Imagine having a royal who didn't see their position as merely a license to party and make their life meaningless! A constitutional monarchy that has the stones to take a moral stance and to slow down modernity's endless rush to fixate on their immediate desires as the chief of goods – I kinda gotta dig that. Case in point: he takes one stand, which is entirely his right by his legal position, and rather than slow down and take the matter as worth waiting on and thinking through as a nation and culture, his political opponent immediately moves toward altering the constitution and stripping the Grand Duke of his last political power.
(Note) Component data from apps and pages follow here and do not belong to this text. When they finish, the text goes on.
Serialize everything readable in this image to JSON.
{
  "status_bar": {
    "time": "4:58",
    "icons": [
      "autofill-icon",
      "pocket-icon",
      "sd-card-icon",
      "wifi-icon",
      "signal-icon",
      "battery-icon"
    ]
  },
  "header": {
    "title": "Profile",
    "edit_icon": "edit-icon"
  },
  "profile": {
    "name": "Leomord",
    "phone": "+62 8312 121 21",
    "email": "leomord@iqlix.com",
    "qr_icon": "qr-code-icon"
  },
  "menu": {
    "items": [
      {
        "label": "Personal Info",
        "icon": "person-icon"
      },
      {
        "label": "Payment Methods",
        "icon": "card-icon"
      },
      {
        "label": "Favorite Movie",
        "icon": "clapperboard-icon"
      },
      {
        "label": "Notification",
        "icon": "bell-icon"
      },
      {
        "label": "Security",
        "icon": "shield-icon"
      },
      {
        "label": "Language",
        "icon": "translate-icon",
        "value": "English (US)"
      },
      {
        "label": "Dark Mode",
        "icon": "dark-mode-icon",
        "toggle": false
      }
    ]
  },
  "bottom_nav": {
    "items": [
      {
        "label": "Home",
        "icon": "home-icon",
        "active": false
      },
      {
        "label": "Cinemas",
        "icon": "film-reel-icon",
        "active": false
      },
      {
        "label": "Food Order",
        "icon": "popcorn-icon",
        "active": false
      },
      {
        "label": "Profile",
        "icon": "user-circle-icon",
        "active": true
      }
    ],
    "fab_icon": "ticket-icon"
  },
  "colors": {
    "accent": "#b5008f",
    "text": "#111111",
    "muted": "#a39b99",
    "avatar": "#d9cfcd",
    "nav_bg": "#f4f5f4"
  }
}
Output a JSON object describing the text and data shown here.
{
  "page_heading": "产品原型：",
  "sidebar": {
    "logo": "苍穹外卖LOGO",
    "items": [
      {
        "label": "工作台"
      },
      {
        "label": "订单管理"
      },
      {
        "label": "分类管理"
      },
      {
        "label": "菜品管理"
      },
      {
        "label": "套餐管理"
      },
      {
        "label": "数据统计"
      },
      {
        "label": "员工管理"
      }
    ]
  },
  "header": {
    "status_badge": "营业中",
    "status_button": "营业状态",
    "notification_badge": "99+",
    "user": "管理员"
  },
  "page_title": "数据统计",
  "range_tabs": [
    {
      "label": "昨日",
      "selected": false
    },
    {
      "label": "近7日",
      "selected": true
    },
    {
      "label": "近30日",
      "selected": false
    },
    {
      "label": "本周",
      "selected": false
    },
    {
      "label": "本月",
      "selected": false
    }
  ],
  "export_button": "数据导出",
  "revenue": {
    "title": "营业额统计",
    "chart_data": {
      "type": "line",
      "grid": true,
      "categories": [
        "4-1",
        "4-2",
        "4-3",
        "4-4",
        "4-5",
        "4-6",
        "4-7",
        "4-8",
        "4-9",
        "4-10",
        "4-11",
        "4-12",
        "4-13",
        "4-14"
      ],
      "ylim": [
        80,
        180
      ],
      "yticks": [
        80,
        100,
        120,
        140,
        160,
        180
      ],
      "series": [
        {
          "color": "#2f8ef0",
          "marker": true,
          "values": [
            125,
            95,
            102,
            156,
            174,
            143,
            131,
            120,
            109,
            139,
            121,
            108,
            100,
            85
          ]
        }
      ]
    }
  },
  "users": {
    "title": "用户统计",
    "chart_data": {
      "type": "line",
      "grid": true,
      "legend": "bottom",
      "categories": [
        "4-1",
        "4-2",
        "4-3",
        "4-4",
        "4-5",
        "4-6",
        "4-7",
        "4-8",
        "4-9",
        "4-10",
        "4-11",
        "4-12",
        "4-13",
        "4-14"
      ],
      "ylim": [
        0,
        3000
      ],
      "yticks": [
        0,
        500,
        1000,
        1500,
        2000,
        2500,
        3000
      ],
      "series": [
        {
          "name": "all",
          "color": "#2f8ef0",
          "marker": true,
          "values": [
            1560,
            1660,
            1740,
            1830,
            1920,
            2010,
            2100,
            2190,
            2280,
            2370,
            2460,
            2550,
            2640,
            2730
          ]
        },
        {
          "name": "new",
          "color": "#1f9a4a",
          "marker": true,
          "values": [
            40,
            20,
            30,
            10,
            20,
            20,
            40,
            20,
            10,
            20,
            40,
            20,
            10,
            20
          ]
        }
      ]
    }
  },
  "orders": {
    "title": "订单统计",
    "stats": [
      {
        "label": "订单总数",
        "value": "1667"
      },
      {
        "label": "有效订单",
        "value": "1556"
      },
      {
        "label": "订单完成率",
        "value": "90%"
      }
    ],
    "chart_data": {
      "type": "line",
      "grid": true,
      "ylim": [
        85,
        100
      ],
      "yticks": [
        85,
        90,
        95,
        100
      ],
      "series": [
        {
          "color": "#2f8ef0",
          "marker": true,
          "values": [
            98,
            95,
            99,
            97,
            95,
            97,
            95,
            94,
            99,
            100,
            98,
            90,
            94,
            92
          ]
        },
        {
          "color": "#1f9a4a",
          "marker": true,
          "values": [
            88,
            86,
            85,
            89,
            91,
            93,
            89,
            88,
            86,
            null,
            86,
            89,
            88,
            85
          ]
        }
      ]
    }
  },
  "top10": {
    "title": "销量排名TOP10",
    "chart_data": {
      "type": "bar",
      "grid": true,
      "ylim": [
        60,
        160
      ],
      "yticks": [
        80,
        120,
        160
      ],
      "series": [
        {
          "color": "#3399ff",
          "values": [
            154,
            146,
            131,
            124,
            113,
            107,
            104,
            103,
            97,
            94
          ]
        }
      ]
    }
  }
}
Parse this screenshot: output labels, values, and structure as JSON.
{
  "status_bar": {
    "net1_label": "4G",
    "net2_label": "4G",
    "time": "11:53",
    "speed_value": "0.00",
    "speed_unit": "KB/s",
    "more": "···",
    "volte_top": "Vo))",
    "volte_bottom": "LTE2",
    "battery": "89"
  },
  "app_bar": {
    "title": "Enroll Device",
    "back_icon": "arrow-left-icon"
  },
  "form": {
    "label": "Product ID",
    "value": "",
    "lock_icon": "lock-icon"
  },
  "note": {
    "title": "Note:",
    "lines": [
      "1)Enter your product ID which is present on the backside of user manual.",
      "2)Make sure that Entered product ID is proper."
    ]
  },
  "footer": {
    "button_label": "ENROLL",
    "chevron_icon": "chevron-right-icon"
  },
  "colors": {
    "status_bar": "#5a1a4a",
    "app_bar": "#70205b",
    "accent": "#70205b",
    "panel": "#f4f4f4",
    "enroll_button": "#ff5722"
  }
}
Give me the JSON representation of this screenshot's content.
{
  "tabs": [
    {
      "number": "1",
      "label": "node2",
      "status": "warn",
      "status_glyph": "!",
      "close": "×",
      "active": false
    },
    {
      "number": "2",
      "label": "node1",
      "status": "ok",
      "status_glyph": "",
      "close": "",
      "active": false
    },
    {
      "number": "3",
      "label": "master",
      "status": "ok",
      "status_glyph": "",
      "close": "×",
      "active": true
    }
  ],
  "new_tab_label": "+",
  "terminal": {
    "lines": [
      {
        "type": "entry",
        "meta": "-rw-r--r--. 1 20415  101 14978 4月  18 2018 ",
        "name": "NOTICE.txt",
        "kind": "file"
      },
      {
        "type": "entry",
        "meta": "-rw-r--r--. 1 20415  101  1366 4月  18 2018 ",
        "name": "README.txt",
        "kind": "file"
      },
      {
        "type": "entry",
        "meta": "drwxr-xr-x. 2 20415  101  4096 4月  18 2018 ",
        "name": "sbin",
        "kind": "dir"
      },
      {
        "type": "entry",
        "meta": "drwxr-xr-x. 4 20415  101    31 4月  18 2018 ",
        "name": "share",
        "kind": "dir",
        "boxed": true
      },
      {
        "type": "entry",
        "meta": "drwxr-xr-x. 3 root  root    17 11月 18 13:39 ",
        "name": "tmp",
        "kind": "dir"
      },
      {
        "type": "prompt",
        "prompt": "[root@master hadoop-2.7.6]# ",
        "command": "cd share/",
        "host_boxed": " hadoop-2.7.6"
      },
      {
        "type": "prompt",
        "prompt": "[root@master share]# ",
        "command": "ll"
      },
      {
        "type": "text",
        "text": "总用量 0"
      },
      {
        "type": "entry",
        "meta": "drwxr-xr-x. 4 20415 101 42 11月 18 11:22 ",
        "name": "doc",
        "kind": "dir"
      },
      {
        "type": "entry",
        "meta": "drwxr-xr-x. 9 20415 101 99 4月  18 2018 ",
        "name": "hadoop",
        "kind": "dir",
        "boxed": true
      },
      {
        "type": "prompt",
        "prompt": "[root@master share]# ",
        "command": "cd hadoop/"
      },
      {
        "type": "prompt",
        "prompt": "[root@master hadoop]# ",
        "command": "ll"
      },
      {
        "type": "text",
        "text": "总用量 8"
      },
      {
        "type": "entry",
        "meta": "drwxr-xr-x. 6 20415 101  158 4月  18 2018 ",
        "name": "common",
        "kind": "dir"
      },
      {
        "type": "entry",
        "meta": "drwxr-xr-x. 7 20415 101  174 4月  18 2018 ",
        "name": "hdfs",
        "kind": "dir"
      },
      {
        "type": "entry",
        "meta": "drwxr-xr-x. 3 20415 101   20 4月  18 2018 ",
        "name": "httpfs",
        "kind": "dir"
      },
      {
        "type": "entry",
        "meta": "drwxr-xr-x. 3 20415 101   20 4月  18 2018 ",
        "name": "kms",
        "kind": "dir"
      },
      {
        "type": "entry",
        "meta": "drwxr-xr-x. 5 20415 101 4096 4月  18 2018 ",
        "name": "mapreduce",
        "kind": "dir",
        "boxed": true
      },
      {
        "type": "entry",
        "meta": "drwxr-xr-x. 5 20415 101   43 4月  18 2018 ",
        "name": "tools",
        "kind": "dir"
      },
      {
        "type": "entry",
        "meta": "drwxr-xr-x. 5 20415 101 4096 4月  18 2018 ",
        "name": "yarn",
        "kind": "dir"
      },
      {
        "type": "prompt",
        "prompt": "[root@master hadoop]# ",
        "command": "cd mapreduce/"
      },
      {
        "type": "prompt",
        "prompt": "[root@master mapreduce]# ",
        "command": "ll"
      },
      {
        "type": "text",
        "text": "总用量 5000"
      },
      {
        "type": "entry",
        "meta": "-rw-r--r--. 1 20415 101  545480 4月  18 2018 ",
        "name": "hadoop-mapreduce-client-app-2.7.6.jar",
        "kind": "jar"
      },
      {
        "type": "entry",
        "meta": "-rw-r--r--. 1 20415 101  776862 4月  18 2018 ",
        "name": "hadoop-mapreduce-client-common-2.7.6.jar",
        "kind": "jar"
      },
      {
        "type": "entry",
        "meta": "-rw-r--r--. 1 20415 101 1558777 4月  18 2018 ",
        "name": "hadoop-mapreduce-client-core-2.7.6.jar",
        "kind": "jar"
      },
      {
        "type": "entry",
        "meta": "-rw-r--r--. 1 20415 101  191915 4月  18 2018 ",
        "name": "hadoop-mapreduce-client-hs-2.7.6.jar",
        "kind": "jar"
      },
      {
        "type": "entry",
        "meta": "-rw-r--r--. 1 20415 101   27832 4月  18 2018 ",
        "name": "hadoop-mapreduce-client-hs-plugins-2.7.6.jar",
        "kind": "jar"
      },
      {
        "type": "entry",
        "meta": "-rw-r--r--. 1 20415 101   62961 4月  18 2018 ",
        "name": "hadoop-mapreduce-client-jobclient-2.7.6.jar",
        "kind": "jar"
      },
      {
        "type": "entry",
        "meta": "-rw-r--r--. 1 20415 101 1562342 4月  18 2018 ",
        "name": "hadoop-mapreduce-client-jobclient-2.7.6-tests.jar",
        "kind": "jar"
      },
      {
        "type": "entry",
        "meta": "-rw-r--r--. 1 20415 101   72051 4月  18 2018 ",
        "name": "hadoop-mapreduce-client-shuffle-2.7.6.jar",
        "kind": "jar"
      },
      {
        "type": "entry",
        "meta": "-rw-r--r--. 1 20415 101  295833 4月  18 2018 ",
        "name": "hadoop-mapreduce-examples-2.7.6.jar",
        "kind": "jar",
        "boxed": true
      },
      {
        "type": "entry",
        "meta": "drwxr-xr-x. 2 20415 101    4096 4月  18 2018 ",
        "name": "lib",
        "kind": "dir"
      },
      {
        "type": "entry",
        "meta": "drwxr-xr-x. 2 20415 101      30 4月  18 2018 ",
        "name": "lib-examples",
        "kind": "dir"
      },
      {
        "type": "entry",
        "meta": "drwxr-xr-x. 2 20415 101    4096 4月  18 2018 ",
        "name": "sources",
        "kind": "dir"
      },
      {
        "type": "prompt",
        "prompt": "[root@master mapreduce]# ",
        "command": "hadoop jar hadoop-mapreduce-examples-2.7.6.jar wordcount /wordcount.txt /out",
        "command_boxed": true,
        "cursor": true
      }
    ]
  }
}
There's another reason to be thankful that our Founding Fathers recognized that even too much democracy wasn't necessarily a good thing, and that it's so difficult for us to alter our constitution: despite all the times such changes are proposed, it really doesn't lend itself to too many quick and fashionable changes. If our own constitution were a victim of our own last few decades of political polarization... yuck.
Der Spiegel reports on a conflict that caught my eye for both reasons of ethics and of constitutional law, as well as characterizing a cultural flaw in Modernity where ethics are simply reduced to questions of power. The fact that Der Spiegel doesn't even notice the latter problem – to which its own reporting seems to contribute – strikes me as characteristic of why the Grand Duke's veto – the power to slow down a process and provoke even more conversation – is especially important for democracy. Too bad.
Euthanasia Controversy: Grand Duke of Luxembourg Will Lose His Veto
Luxembourg's parliament looks ready to strip the Grand Duke of his last lawmaking power as a controversy over euthanasia comes to a head. One of Europe's last royals with political sway may lose his formal veto by taking a stand against a law legalizing euthanasia.
The Grand Duke of Luxembourg, who has said he would interfere with a decision by parliament, will likely be stripped of his veto in a historic decision after a heated showdown over a bill to legalize euthanasia.
Grand Duke Henri of Luxembourg protested the bill and threatened to kill it next week by refusing to sign it into law.
Since parliament is expected to pass the bill, Luxembourg Prime Minister Jean-Claude Juncker said the Grande Duke has overstepped his role. Juncker personally opposes the euthanasia bill but says he will propose a change to the constitution to deny the Grand Duke his veto. His role by the end of 2008 could be reduced to rubber-stamping parliamentary decisions, instead of deciding whether to approve them.
"That means he will only technically enact laws," Juncker said, according to Reuters.
The euthanasia bill passed a first vote by parliament in February. It looks set to pass a second and final vote next week, but the Catholic Grand Duke announced on Tuesday -- in a closed-door meeting with leaders of Juncker's ruling Christian Socialists -- that he would refuse to enact the law.
His position tipped the tiny nation into the worst constitutional crisis in its history. The Luxembourg royal house has tried to block a decision by parliament only once before, when the Grand Duchess Marie-Adelaide refused to sign an education bill in 1912.
"I understand the Grand Duke's problems of conscience," said Juncker, "but I believe that if the parliament votes in a law, it must be brought into force."
The euthanasia bill has been controversial since 2001. It would let patients with "grave and incurable" conditions die at the hands of a doctor if they ask repeatedly to be euthanized and earn the consent of two doctors and a panel of experts. Medical and physician groups have opposed the bill, though, and so have many citizens of this traditionally Catholic nation.
It follows similar laws in the Netherlands and Belgium, where King Baudouin -- Henri's uncle -- abdicated for a day in 1990 to avoid signing a Belgian abortion law. The current Belgian king, Albert II, has signed Belgium's recent euthanasia and homosexual-marriage laws over his private Catholic beliefs.
The Grand Duchy of Luxembourg is a constitutional monarchy, and the Grand Duke is its head of state. He has indicated that he won't stand in the way of any change to the constitution.